• EXERCISE AIM
I'd like the entries reproduced exactly, with the images omitted.

• RECORDS SUPPLIED
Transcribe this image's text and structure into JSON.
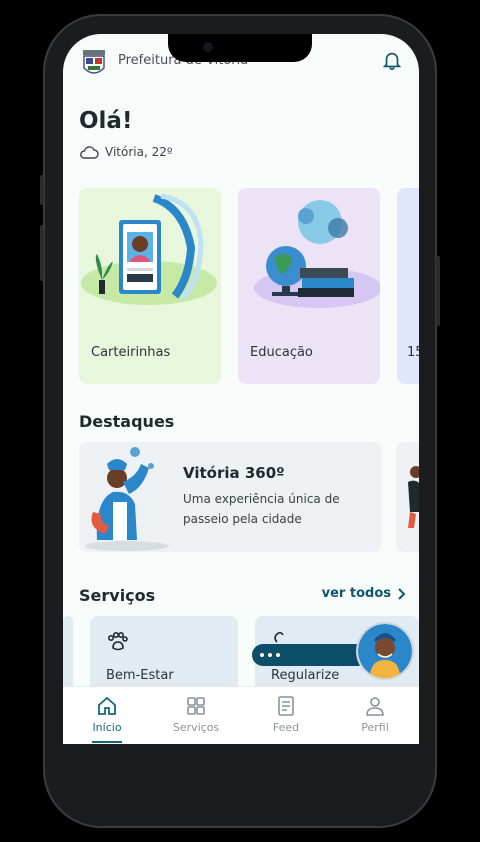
{
  "header": {
    "city_title": "Prefeitura de Vitória"
  },
  "greeting": {
    "title": "Olá!",
    "weather": "Vitória, 22º"
  },
  "quick_cards": [
    {
      "label": "Carteirinhas",
      "color": "#e8f6dc"
    },
    {
      "label": "Educação",
      "color": "#ece4f6"
    },
    {
      "label": "15",
      "color": "#dfe7fb"
    }
  ],
  "highlights": {
    "title": "Destaques",
    "items": [
      {
        "title": "Vitória 360º",
        "description": "Uma experiência única de passeio pela cidade"
      }
    ]
  },
  "services": {
    "title": "Serviços",
    "see_all": "ver todos",
    "items": [
      {
        "label": "Bem-Estar",
        "icon": "paw-icon"
      },
      {
        "label": "Regularize",
        "icon": "document-icon"
      }
    ]
  },
  "tabbar": {
    "items": [
      {
        "label": "Início",
        "icon": "home-icon",
        "active": true
      },
      {
        "label": "Serviços",
        "icon": "grid-icon",
        "active": false
      },
      {
        "label": "Feed",
        "icon": "feed-icon",
        "active": false
      },
      {
        "label": "Perfil",
        "icon": "user-icon",
        "active": false
      }
    ]
  },
  "colors": {
    "accent": "#0f5670",
    "active_tab": "#17667f"
  }
}
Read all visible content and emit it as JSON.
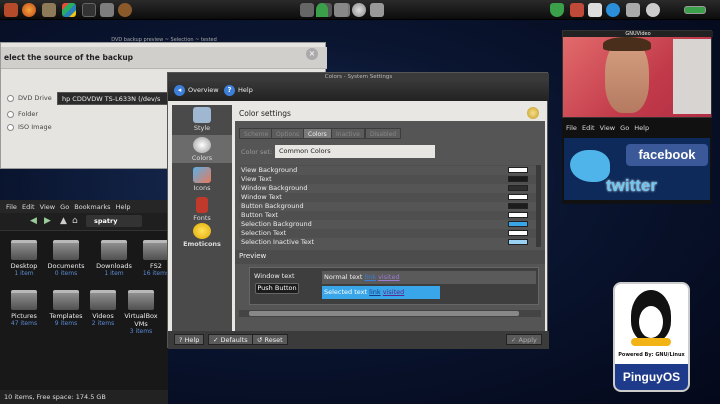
{
  "top_panel": {
    "clock": "",
    "left_icons": [
      "menu-icon",
      "firefox-icon",
      "gimp-icon",
      "windows-icon",
      "terminal-icon",
      "folder-icon",
      "bug-icon"
    ],
    "center_icons": [
      "app-icon",
      "app-icon",
      "app-icon",
      "palm-icon",
      "network-icon",
      "gear-icon",
      "tools-icon"
    ],
    "right_icons": [
      "shield-icon",
      "clipboard-icon",
      "update-icon",
      "skype-icon",
      "network-icon",
      "weather-icon",
      "battery-icon"
    ]
  },
  "backup_window": {
    "title": "DVD backup preview ~ Selection ~ tested",
    "heading": "elect the source of the backup",
    "options": [
      "DVD Drive",
      "Folder",
      "ISO Image"
    ],
    "device_value": "hp      CDDVDW TS-L633N (/dev/s"
  },
  "file_manager": {
    "menu": [
      "File",
      "Edit",
      "View",
      "Go",
      "Bookmarks",
      "Help"
    ],
    "path": "spatry",
    "folders": [
      {
        "name": "Desktop",
        "count": "1 item"
      },
      {
        "name": "Documents",
        "count": "0 items"
      },
      {
        "name": "Downloads",
        "count": "1 item"
      },
      {
        "name": "FS2",
        "count": "16 items"
      },
      {
        "name": "Pictures",
        "count": "47 items"
      },
      {
        "name": "Templates",
        "count": "9 items"
      },
      {
        "name": "Videos",
        "count": "2 items"
      },
      {
        "name": "VirtualBox VMs",
        "count": "3 items"
      }
    ],
    "status": "10 items, Free space: 174.5 GB"
  },
  "system_settings": {
    "title": "Colors - System Settings",
    "nav": {
      "overview": "Overview",
      "help": "Help"
    },
    "categories": [
      {
        "label": "Style",
        "icon": "style-icon"
      },
      {
        "label": "Colors",
        "icon": "colors-icon"
      },
      {
        "label": "Icons",
        "icon": "icons-icon"
      },
      {
        "label": "Fonts",
        "icon": "fonts-icon"
      },
      {
        "label": "Emoticons",
        "icon": "emoticons-icon"
      }
    ],
    "heading": "Color settings",
    "tabs": [
      "Scheme",
      "Options",
      "Colors",
      "Inactive",
      "Disabled"
    ],
    "color_set_label": "Color set:",
    "color_set_value": "Common Colors",
    "color_rows": [
      {
        "label": "View Background",
        "color": "#ffffff"
      },
      {
        "label": "View Text",
        "color": "#1a1a1a"
      },
      {
        "label": "Window Background",
        "color": "#2e2e2e"
      },
      {
        "label": "Window Text",
        "color": "#ffffff"
      },
      {
        "label": "Button Background",
        "color": "#1c1c1c"
      },
      {
        "label": "Button Text",
        "color": "#ffffff"
      },
      {
        "label": "Selection Background",
        "color": "#38a6e8"
      },
      {
        "label": "Selection Text",
        "color": "#ffffff"
      },
      {
        "label": "Selection Inactive Text",
        "color": "#9ad2f4"
      }
    ],
    "preview": {
      "heading": "Preview",
      "window_text": "Window text",
      "push_button": "Push Button",
      "normal_text": "Normal text",
      "link": "link",
      "visited": "visited",
      "selected_text": "Selected text"
    },
    "buttons": {
      "help": "Help",
      "defaults": "Defaults",
      "reset": "Reset",
      "apply": "Apply"
    }
  },
  "webcam": {
    "title": "GNUVideo"
  },
  "social_widget": {
    "menu": [
      "File",
      "Edit",
      "View",
      "Go",
      "Help"
    ],
    "facebook": "facebook",
    "twitter": "twitter"
  },
  "pinguy": {
    "powered_by": "Powered By: GNU/Linux",
    "name": "PinguyOS"
  }
}
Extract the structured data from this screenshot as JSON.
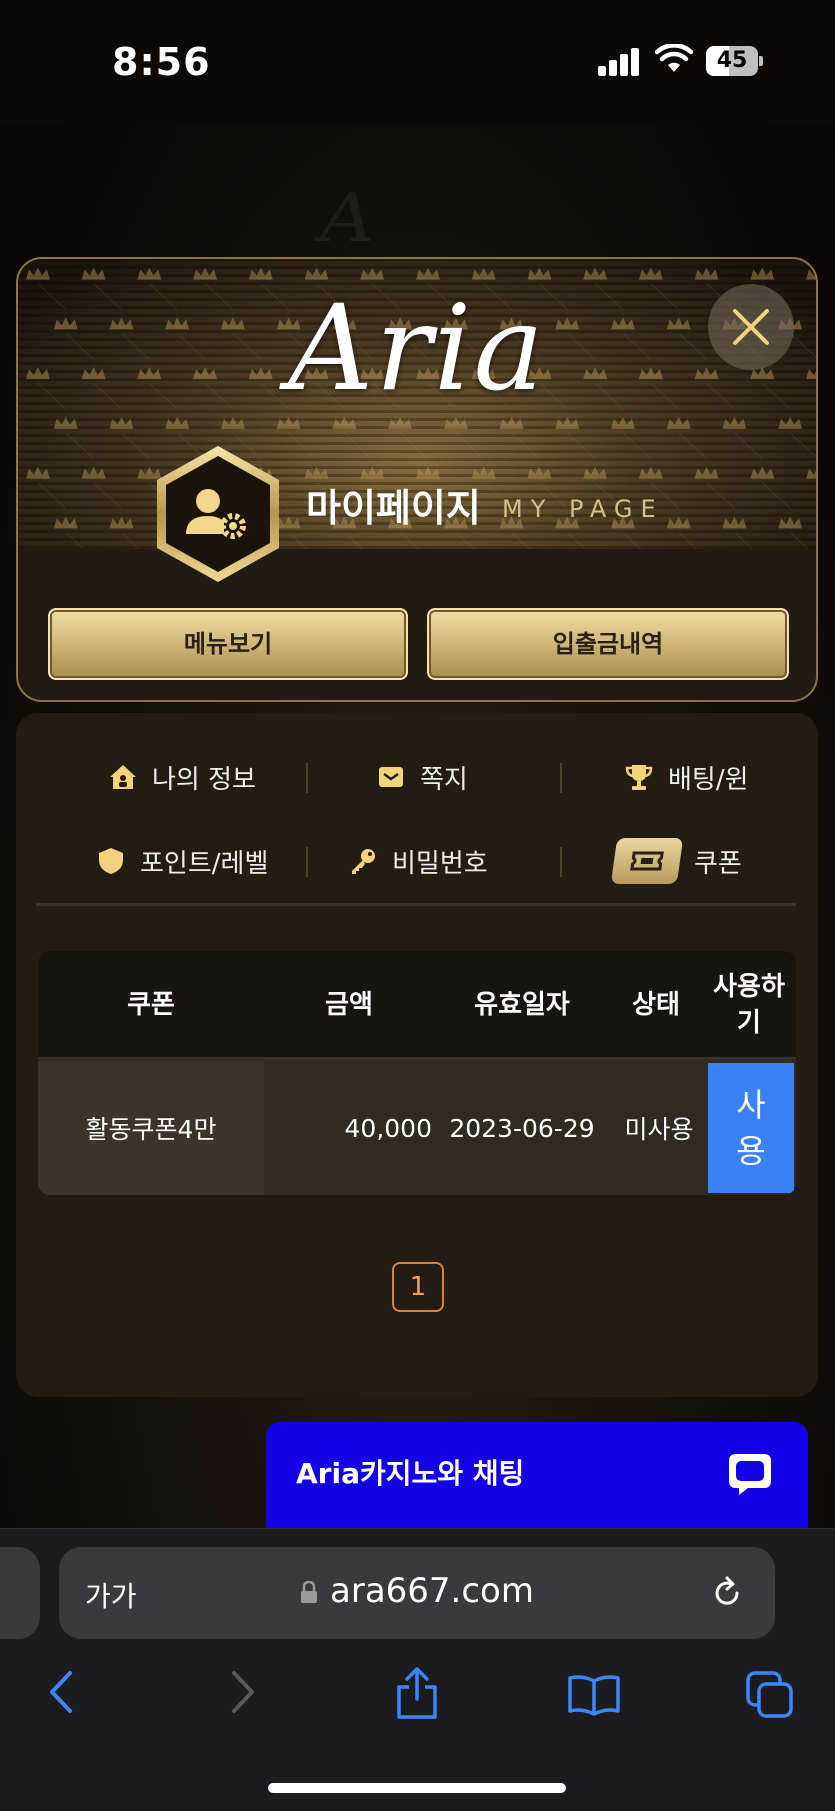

• TASK RESPONSE
Transcribe this image's text and structure into JSON.
{
  "header": {
    "city_title": "Prefeitura de Vitória"
  },
  "greeting": {
    "title": "Olá!",
    "weather": "Vitória, 22º"
  },
  "quick_cards": [
    {
      "label": "Carteirinhas",
      "color": "#e8f6dc"
    },
    {
      "label": "Educação",
      "color": "#ece4f6"
    },
    {
      "label": "15",
      "color": "#dfe7fb"
    }
  ],
  "highlights": {
    "title": "Destaques",
    "items": [
      {
        "title": "Vitória 360º",
        "description": "Uma experiência única de passeio pela cidade"
      }
    ]
  },
  "services": {
    "title": "Serviços",
    "see_all": "ver todos",
    "items": [
      {
        "label": "Bem-Estar",
        "icon": "paw-icon"
      },
      {
        "label": "Regularize",
        "icon": "document-icon"
      }
    ]
  },
  "tabbar": {
    "items": [
      {
        "label": "Início",
        "icon": "home-icon",
        "active": true
      },
      {
        "label": "Serviços",
        "icon": "grid-icon",
        "active": false
      },
      {
        "label": "Feed",
        "icon": "feed-icon",
        "active": false
      },
      {
        "label": "Perfil",
        "icon": "user-icon",
        "active": false
      }
    ]
  },
  "colors": {
    "accent": "#0f5670",
    "active_tab": "#17667f"
  }
}
Read all visible content and emit it as JSON.
{
  "top_panel": {
    "clock": "",
    "left_icons": [
      "menu-icon",
      "firefox-icon",
      "gimp-icon",
      "windows-icon",
      "terminal-icon",
      "folder-icon",
      "bug-icon"
    ],
    "center_icons": [
      "app-icon",
      "app-icon",
      "app-icon",
      "palm-icon",
      "network-icon",
      "gear-icon",
      "tools-icon"
    ],
    "right_icons": [
      "shield-icon",
      "clipboard-icon",
      "update-icon",
      "skype-icon",
      "network-icon",
      "weather-icon",
      "battery-icon"
    ]
  },
  "backup_window": {
    "title": "DVD backup preview ~ Selection ~ tested",
    "heading": "elect the source of the backup",
    "options": [
      "DVD Drive",
      "Folder",
      "ISO Image"
    ],
    "device_value": "hp      CDDVDW TS-L633N (/dev/s"
  },
  "file_manager": {
    "menu": [
      "File",
      "Edit",
      "View",
      "Go",
      "Bookmarks",
      "Help"
    ],
    "path": "spatry",
    "folders": [
      {
        "name": "Desktop",
        "count": "1 item"
      },
      {
        "name": "Documents",
        "count": "0 items"
      },
      {
        "name": "Downloads",
        "count": "1 item"
      },
      {
        "name": "FS2",
        "count": "16 items"
      },
      {
        "name": "Pictures",
        "count": "47 items"
      },
      {
        "name": "Templates",
        "count": "9 items"
      },
      {
        "name": "Videos",
        "count": "2 items"
      },
      {
        "name": "VirtualBox VMs",
        "count": "3 items"
      }
    ],
    "status": "10 items, Free space: 174.5 GB"
  },
  "system_settings": {
    "title": "Colors - System Settings",
    "nav": {
      "overview": "Overview",
      "help": "Help"
    },
    "categories": [
      {
        "label": "Style",
        "icon": "style-icon"
      },
      {
        "label": "Colors",
        "icon": "colors-icon"
      },
      {
        "label": "Icons",
        "icon": "icons-icon"
      },
      {
        "label": "Fonts",
        "icon": "fonts-icon"
      },
      {
        "label": "Emoticons",
        "icon": "emoticons-icon"
      }
    ],
    "heading": "Color settings",
    "tabs": [
      "Scheme",
      "Options",
      "Colors",
      "Inactive",
      "Disabled"
    ],
    "color_set_label": "Color set:",
    "color_set_value": "Common Colors",
    "color_rows": [
      {
        "label": "View Background",
        "color": "#ffffff"
      },
      {
        "label": "View Text",
        "color": "#1a1a1a"
      },
      {
        "label": "Window Background",
        "color": "#2e2e2e"
      },
      {
        "label": "Window Text",
        "color": "#ffffff"
      },
      {
        "label": "Button Background",
        "color": "#1c1c1c"
      },
      {
        "label": "Button Text",
        "color": "#ffffff"
      },
      {
        "label": "Selection Background",
        "color": "#38a6e8"
      },
      {
        "label": "Selection Text",
        "color": "#ffffff"
      },
      {
        "label": "Selection Inactive Text",
        "color": "#9ad2f4"
      }
    ],
    "preview": {
      "heading": "Preview",
      "window_text": "Window text",
      "push_button": "Push Button",
      "normal_text": "Normal text",
      "link": "link",
      "visited": "visited",
      "selected_text": "Selected text"
    },
    "buttons": {
      "help": "Help",
      "defaults": "Defaults",
      "reset": "Reset",
      "apply": "Apply"
    }
  },
  "webcam": {
    "title": "GNUVideo"
  },
  "social_widget": {
    "menu": [
      "File",
      "Edit",
      "View",
      "Go",
      "Help"
    ],
    "facebook": "facebook",
    "twitter": "twitter"
  },
  "pinguy": {
    "powered_by": "Powered By: GNU/Linux",
    "name": "PinguyOS"
  }
}
Extract the structured data from this screenshot as JSON.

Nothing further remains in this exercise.